  3. Drink Water with Lemon: At room temperature. This is good to drink all day and an alternative to soda or sugary drinks with a meal. Something about the lemon and it being room temperature is cleansing and balancing to the digestion track.
  4. Eat More Fiber: A tip from my gastroenterology doctor, and with good reason. I realized my consciousness around gluten resulted in my avoiding foods with fiber (e.g. cereal with fiber etc). Many people, like myself, skip breakfast which is the key meal of the day for fiber consumption (cereal, fruits). I wasn’t getting much at all. I’ve added Metamucil to my daily routine and  this helps digestion slow down so the stomach has time to break down food before it hits the bowel. I also found gluten/lactose free snacks at Trader Joes such as dried fruit fiber bars. Gas = undigested food that your stomach didn’t break down and your intestines are struggling with. More than I ever wanted to know.
  5. Heating Pad: works wonders on a crampy stomach. Not just during your menstrual cycle. It works on stomach aches caused by gas or diarrhea that also experience symptoms of tightness and cramping.
  6. Take a Walk: My family takes after dinner walks and I never understood the benefits of it until adulthood.

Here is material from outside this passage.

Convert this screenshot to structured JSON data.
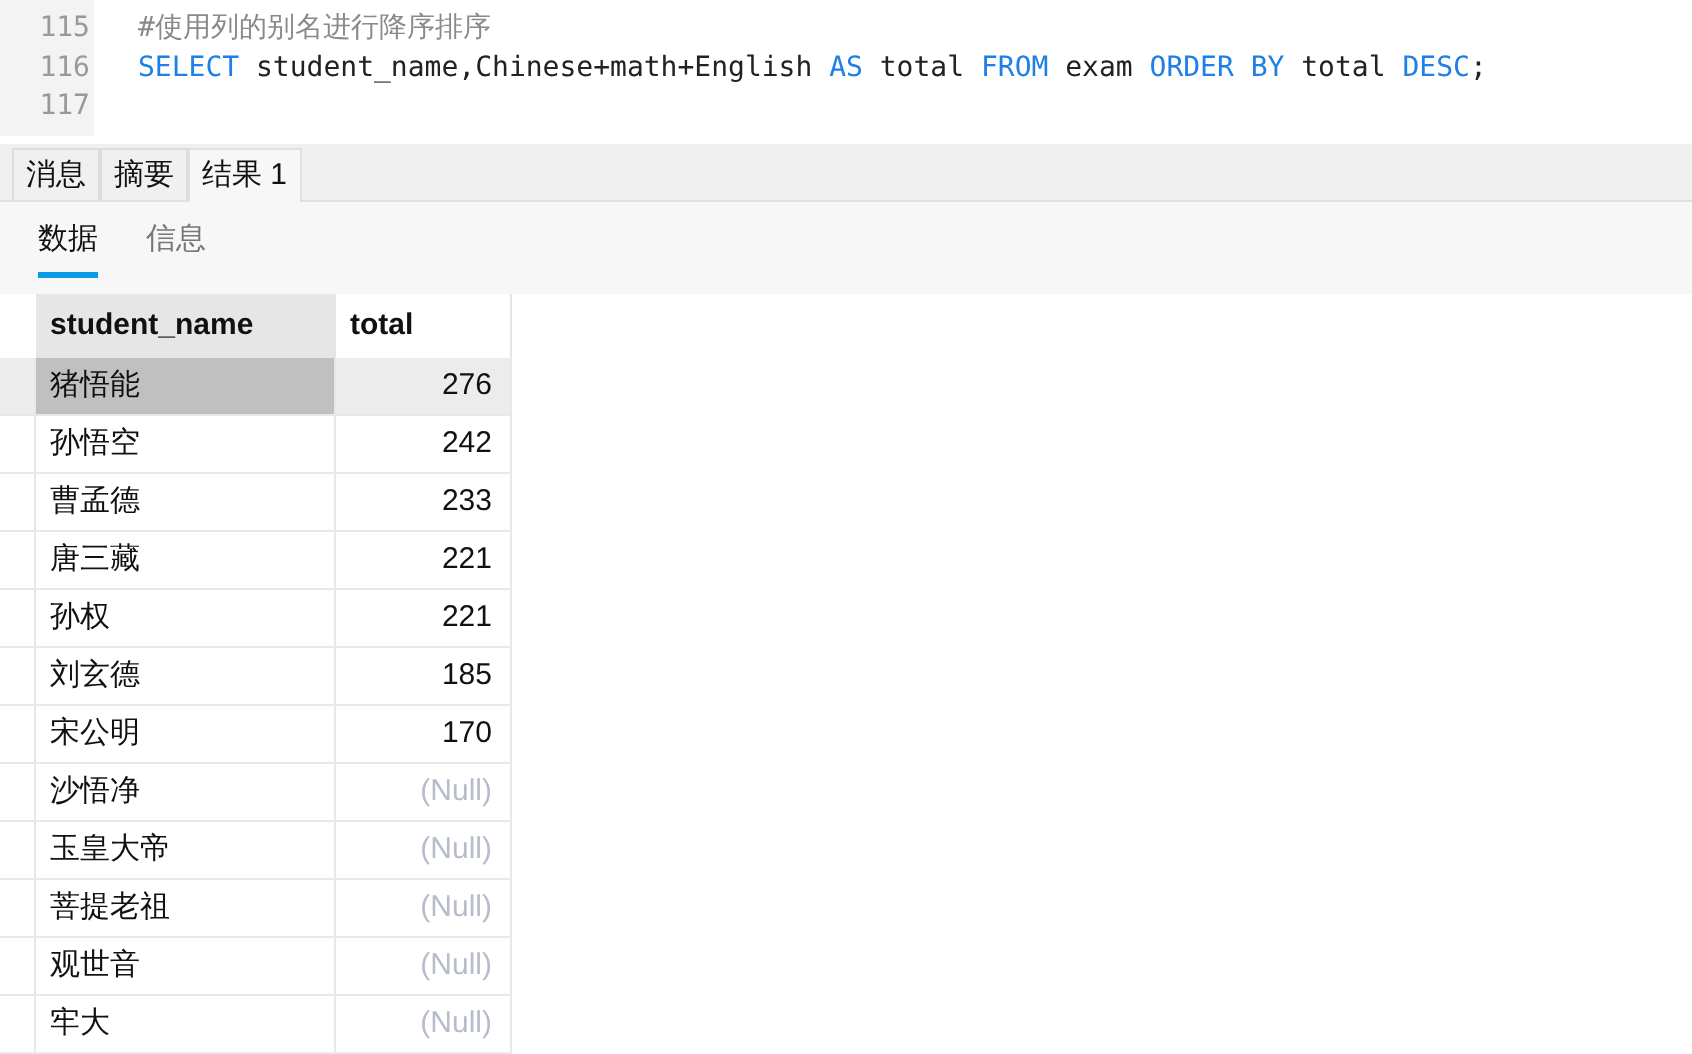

It gets your blood flowing, your body moving, and in turn your digestion. Even if your having a bad bout, try getting up and taking a walk around the house. It helps, I swear by it!

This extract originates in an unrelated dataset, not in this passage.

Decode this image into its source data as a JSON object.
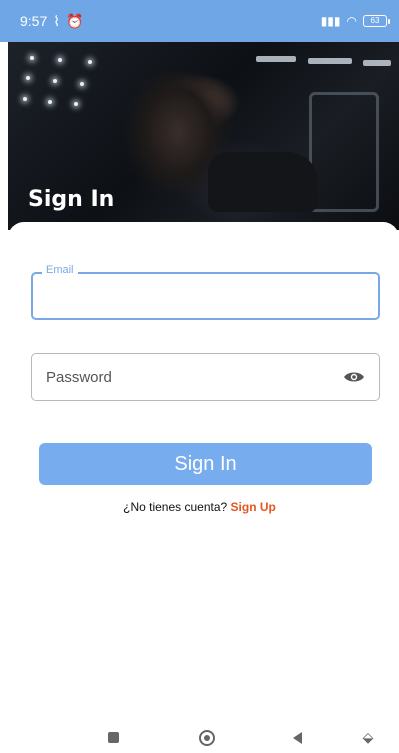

  7. Processed Foods are the Devil: It’s a hard habit to break. Fast food is delicious, easy, cheap. Boxed macaroni and cheese has warm fuzzies all the way back to childhood. I know. But stop eating it. It will change your life. If the label has more than 5 ingredients and you understand what they are – it’s good. If you see the words high fructose corn syrup, MSG, coloring, and other chemicals that would never show up in your spice cupboard – put it down.
  8. Cut Out Sugar: Eating whole foods will also help you cut down on sugar. I do not mean substituting sugar, stop eating it. Sugar should be a treat, not the fifth food group. This chemical can spin your tummy and your entire body out of balance.

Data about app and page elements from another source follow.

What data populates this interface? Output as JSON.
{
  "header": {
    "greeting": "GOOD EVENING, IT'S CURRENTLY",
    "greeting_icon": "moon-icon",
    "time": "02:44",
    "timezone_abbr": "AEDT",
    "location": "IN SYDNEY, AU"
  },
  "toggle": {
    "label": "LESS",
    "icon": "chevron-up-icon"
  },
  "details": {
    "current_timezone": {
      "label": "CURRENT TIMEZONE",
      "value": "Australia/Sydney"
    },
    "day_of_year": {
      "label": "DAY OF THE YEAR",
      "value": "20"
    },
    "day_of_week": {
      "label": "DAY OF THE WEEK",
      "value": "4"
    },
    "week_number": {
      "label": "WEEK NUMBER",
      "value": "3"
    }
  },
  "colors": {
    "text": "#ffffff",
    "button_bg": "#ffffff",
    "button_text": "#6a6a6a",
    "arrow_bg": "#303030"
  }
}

  9. Digestive Enzymes: are a natural way to help break down  proteins, lactose and wheat. I take a daily enzyme with each meal and carry Glutenese as additional defense when I eat out . There are several products out there targeting specific enzymes to food intolerances. They won’t harm your stomach because your system naturally contains them. Opt for this before you grab your next antacid.
  10. Yoga: is more than an exercise routine, it is also therapeutic to your digestive track. Iyengar yoga subscribes an “asana” called Supta Vajrasana. It is a laying pose that should be done with props: bolster/pillow, a blanket, and a belt if available. It looks crazy but I can testify that it is actually very relaxing. Trikonasana is a standing pose that promotes healthy digestion by stretching your side body, organs, and hips. Five minutes of yoga each morning is all you need to feel the benefits.

Nutrition impacts health, disease and our state of being. Stay healthy an take care of your body. It’s important.